(Stored dataset items)
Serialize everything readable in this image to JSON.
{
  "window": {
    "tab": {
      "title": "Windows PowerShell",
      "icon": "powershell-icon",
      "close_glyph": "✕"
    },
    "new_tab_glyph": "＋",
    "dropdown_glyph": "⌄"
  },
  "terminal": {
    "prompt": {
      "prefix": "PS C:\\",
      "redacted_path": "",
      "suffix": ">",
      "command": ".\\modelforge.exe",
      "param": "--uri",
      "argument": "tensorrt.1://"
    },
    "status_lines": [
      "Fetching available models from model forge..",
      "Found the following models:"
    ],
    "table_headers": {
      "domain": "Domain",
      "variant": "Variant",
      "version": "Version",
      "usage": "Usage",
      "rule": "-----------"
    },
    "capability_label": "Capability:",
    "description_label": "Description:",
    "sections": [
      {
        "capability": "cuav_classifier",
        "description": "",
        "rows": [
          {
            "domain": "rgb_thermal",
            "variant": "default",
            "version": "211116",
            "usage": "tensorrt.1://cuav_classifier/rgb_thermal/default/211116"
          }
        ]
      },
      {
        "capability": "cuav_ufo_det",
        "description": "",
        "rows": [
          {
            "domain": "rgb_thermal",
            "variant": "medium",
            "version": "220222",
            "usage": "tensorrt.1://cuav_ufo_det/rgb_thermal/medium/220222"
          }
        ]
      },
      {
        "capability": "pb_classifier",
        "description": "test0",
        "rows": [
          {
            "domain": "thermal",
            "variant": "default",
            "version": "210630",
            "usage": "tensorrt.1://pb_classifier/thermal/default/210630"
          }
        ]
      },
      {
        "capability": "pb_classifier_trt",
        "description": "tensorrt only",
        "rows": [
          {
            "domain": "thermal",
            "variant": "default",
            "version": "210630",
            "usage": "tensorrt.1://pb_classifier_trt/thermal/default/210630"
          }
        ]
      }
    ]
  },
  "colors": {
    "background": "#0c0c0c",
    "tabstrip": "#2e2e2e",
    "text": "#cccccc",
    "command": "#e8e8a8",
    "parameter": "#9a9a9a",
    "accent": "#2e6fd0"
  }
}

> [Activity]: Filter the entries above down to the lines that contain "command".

> [Result of the exercise]:
      "command": ".\\modelforge.exe",
    "command": "#e8e8a8",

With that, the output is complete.